After a slow start to the year, and with so much effort focussed on infrastructure rather than cultivation, it is good to see the harvest coming along nicely now. We have been enjoying beautiful creamy new potatoes, Sharpe’s Express and Red Duke of York, from the potato pots for some weeks. We steam these for best results, which prevents them from breaking up. The first of the outdoor potato beds is looking good now, and will be ready to supply new potatoes as soon as the pots are gone. The autumn sown onion sets are also developing nicely, with many of a good size already, and great used fresh. The outdoor sowings will provide the main crop for storage later in the year.
The autumn sown broad beans and peas have provided a good harvest – there are still plenty more to come, but they are about at their best right now and will soon go over.
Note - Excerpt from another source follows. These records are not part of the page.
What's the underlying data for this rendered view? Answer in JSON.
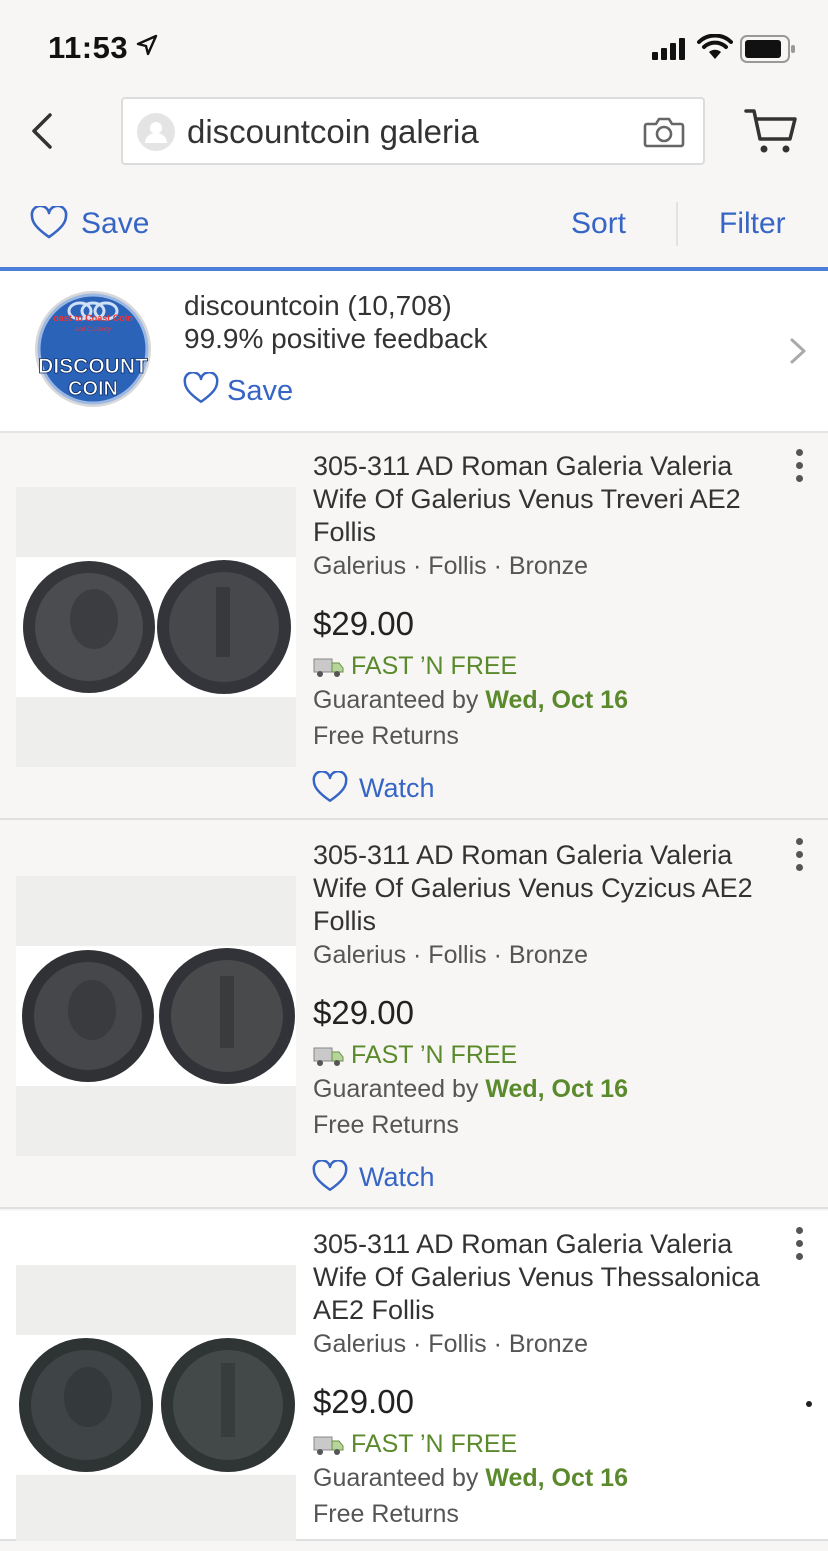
{
  "status": {
    "time": "11:53"
  },
  "search": {
    "query": "discountcoin galeria"
  },
  "toolbar": {
    "save_label": "Save",
    "sort_label": "Sort",
    "filter_label": "Filter"
  },
  "seller": {
    "name_line": "discountcoin (10,708)",
    "feedback": "99.9% positive feedback",
    "save_label": "Save",
    "logo_top": "oast to Coast Coin",
    "logo_sub": "and Currency",
    "logo_main1": "DISCOUNT",
    "logo_main2": "COIN"
  },
  "items": [
    {
      "title": "305-311 AD Roman Galeria Valeria Wife Of Galerius Venus Treveri AE2 Follis",
      "meta": "Galerius · Follis · Bronze",
      "price": "$29.00",
      "shipping": "FAST ’N FREE",
      "guaranteed_prefix": "Guaranteed by ",
      "guaranteed_date": "Wed, Oct 16",
      "returns": "Free Returns",
      "watch": "Watch"
    },
    {
      "title": "305-311 AD Roman Galeria Valeria Wife Of Galerius Venus Cyzicus AE2 Follis",
      "meta": "Galerius · Follis · Bronze",
      "price": "$29.00",
      "shipping": "FAST ’N FREE",
      "guaranteed_prefix": "Guaranteed by ",
      "guaranteed_date": "Wed, Oct 16",
      "returns": "Free Returns",
      "watch": "Watch"
    },
    {
      "title": "305-311 AD Roman Galeria Valeria Wife Of Galerius Venus Thessalonica AE2 Follis",
      "meta": "Galerius · Follis · Bronze",
      "price": "$29.00",
      "shipping": "FAST ’N FREE",
      "guaranteed_prefix": "Guaranteed by ",
      "guaranteed_date": "Wed, Oct 16",
      "returns": "Free Returns"
    }
  ],
  "colors": {
    "link_blue": "#3665c5",
    "ship_green": "#5a8a2c",
    "accent_line": "#4b7fd9"
  }
}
The older pods of broad beans can still be used, but the skins of the beans are best removed. This is readily achieved by blanching the podded beans in boiling water for half a minute or so and then submerging in ice water. The beans can then be popped out of their skins with ease. The first outdoor sowing of peas is in flower now. The mangetout types will no doubt provide the first harvest, and should be ready soon after the polytunnel crop is finished. This year we are growing the heritage mangetout variety Carouby de Mausanne. I did not realise that this variety had such attractive flowers. Indeed, it might well be worth growing just for decorative purposes, being as attractive, in my view, as any sweet pea I have seen.
The first outdoor sowing of broad beans is loaded with flowers, and regularly attracts the attentions of the local bumblebees, which is great to see. I should have sown some dwarf french beans in the polytunnel for an early crop. Instead I have slower growing climbing beans in the tunnel, which are doing well but a long way from producing any beans, and recent sowings of dwarf beans outside, which in retrospect would have been better the other way around. We have also enjoyed some fast growing turnips and radish, which are always good for early sowings and can be relied upon to give a crop when little else is available. Spinach beet and rhubarb chard add some leafy greens to the mix.
The first fruits of the year, strawberries from the glasshouses, have also started to ripen over the past week or so and are now in full flow. At the moment we have mid season Cambridge Favourite planted in the borders, although an early variety might make more use of the extra heat to give a really early harvest. However, these were bought with a couple of fruit trees to make up a minimum order value so I was not too concerned. This is still a common enough variety, often seen at the garden centre; the flavour and texture are reasonable but not outstanding, and the fruits tend to be somewhat soft, and best taken just on the point of ripeness. Having said that, they still compare favourably with supermarket offerings. Interestingly, within a bowl of fruits of similar apparent ripeness, there is a wide variation in flavour, with considerable differences in the balance of sugars and acidity, as well as the fragance and that indescribable ‘strawberryness’.